*Task brief:*
Give the number of lines below that hold the string "data", and nothing more.

*Extracted records:*

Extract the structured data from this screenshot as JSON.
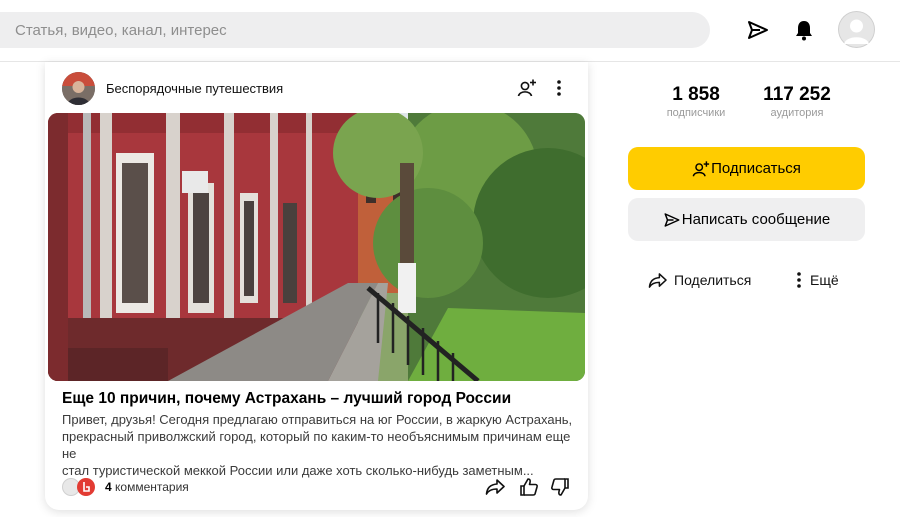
{
  "search": {
    "placeholder": "Статья, видео, канал, интерес"
  },
  "header": {
    "icons": [
      "send-icon",
      "bell-icon",
      "user-avatar-icon"
    ]
  },
  "post": {
    "channel_name": "Беспорядочные путешествия",
    "title": "Еще 10 причин, почему Астрахань – лучший город России",
    "snippet_lines": [
      "Привет, друзья! Сегодня предлагаю отправиться на юг России, в жаркую Астрахань,",
      "прекрасный приволжский город, который по каким-то необъяснимым причинам еще не",
      "стал туристической меккой России или даже хоть сколько-нибудь заметным..."
    ],
    "comments_count": "4",
    "comments_label": "комментария"
  },
  "stats": {
    "subscribers_value": "1 858",
    "subscribers_label": "подписчики",
    "audience_value": "117 252",
    "audience_label": "аудитория"
  },
  "actions": {
    "subscribe_label": "Подписаться",
    "message_label": "Написать сообщение",
    "share_label": "Поделиться",
    "more_label": "Ещё"
  },
  "colors": {
    "accent_yellow": "#ffcc00",
    "search_bg": "#eeeeef",
    "secondary_button_bg": "#efeff0"
  }
}
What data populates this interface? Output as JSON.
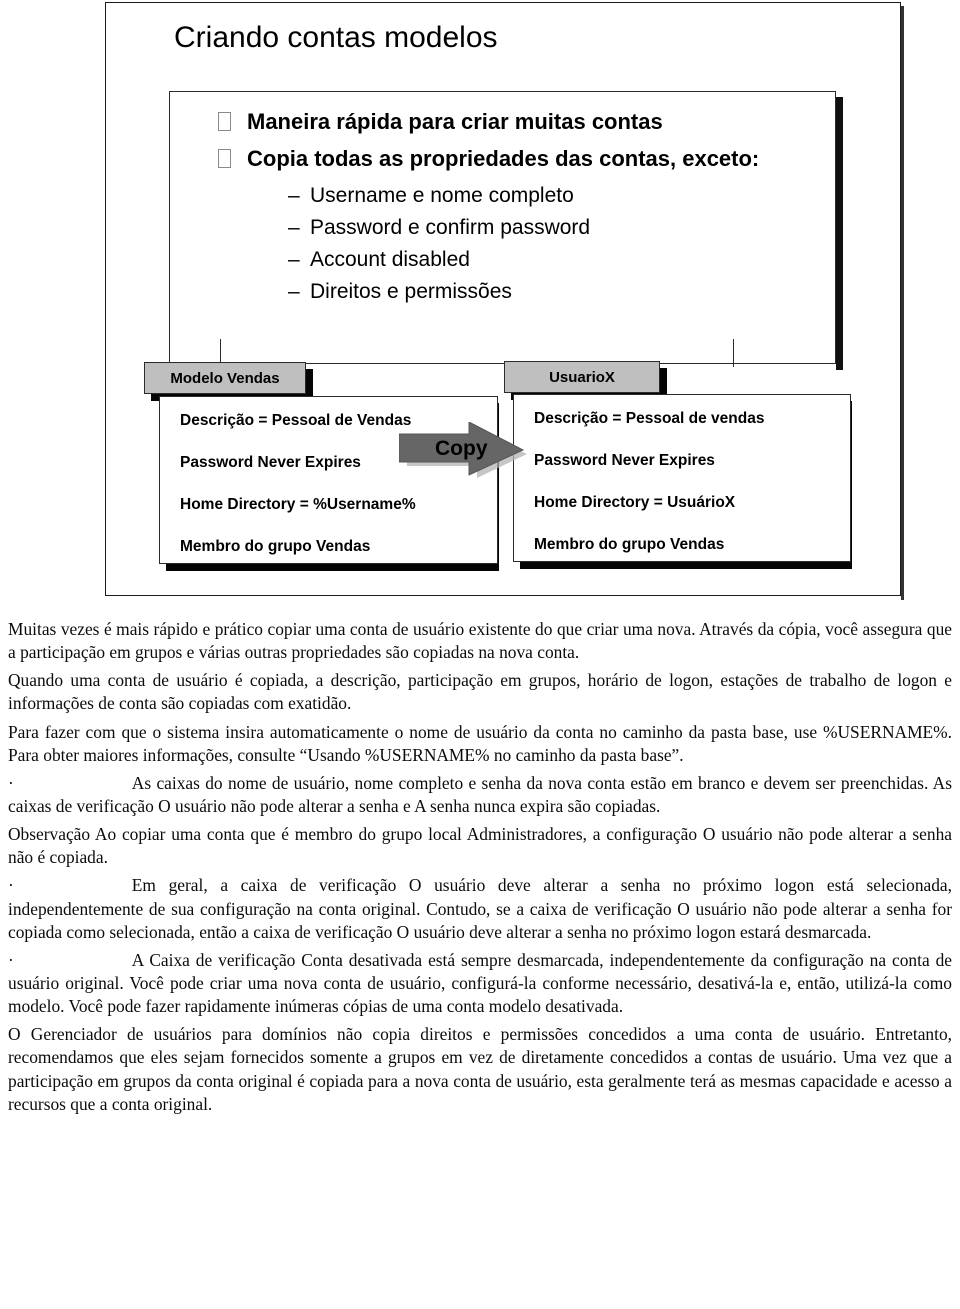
{
  "slide": {
    "title": "Criando contas modelos",
    "bullets": {
      "level1": [
        "Maneira rápida para criar muitas contas",
        "Copia todas as propriedades das contas, exceto:"
      ],
      "level2": [
        "Username e nome completo",
        "Password e confirm password",
        "Account disabled",
        "Direitos e permissões"
      ],
      "dash_glyph": "–"
    },
    "diagram": {
      "arrow_label": "Copy",
      "left_card": {
        "tab_label": "Modelo Vendas",
        "lines": [
          "Descrição = Pessoal de Vendas",
          "Password Never Expires",
          "Home Directory = %Username%",
          "Membro do grupo Vendas"
        ]
      },
      "right_card": {
        "tab_label": "UsuarioX",
        "lines": [
          "Descrição = Pessoal de vendas",
          "Password Never Expires",
          "Home Directory = UsuárioX",
          "Membro do grupo Vendas"
        ]
      }
    },
    "colors": {
      "tab_fill": "#bfbfbf",
      "arrow_fill": "#666666",
      "border": "#2b2b2b",
      "shadow": "#050505"
    }
  },
  "body": {
    "paragraphs": [
      "Muitas vezes é mais rápido e prático copiar uma conta de usuário existente do que criar uma nova. Através da cópia, você assegura que a participação em grupos e várias outras propriedades são copiadas na nova conta.",
      "Quando uma conta de usuário é copiada, a descrição, participação em grupos, horário de logon, estações de trabalho de logon e informações de conta são copiadas com exatidão.",
      "Para fazer com que o sistema insira automaticamente o nome de usuário da conta no caminho da pasta base, use %USERNAME%. Para obter maiores informações, consulte “Usando %USERNAME% no caminho da pasta base”.",
      "As caixas do nome de usuário, nome completo e senha da nova conta estão em branco e devem ser preenchidas. As caixas de verificação O usuário não pode alterar a senha e A senha nunca expira são copiadas.",
      "Observação  Ao copiar uma conta que é membro do grupo local Administradores, a configuração O usuário não pode alterar a senha não é copiada.",
      "Em geral, a caixa de verificação O usuário deve alterar a senha no próximo logon está selecionada, independentemente de sua configuração na conta original. Contudo, se a caixa de verificação O usuário não pode alterar a senha for copiada como selecionada, então a caixa de verificação O usuário deve alterar a senha no próximo logon estará desmarcada.",
      "A Caixa de verificação Conta desativada está sempre desmarcada, independentemente da configuração na conta de usuário original. Você pode criar uma nova conta de usuário, configurá-la conforme necessário, desativá-la e, então, utilizá-la como modelo. Você pode fazer rapidamente inúmeras cópias de uma conta modelo desativada.",
      "O Gerenciador de usuários para domínios não copia direitos e permissões concedidos a uma conta de usuário. Entretanto, recomendamos que eles sejam fornecidos somente a grupos em vez de diretamente concedidos a contas de usuário. Uma vez que a participação em grupos da conta original é copiada para a nova conta de usuário, esta geralmente terá as mesmas capacidade e acesso a recursos que a conta original."
    ],
    "bullet_marker": "·"
  }
}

*Answer to this task:*
2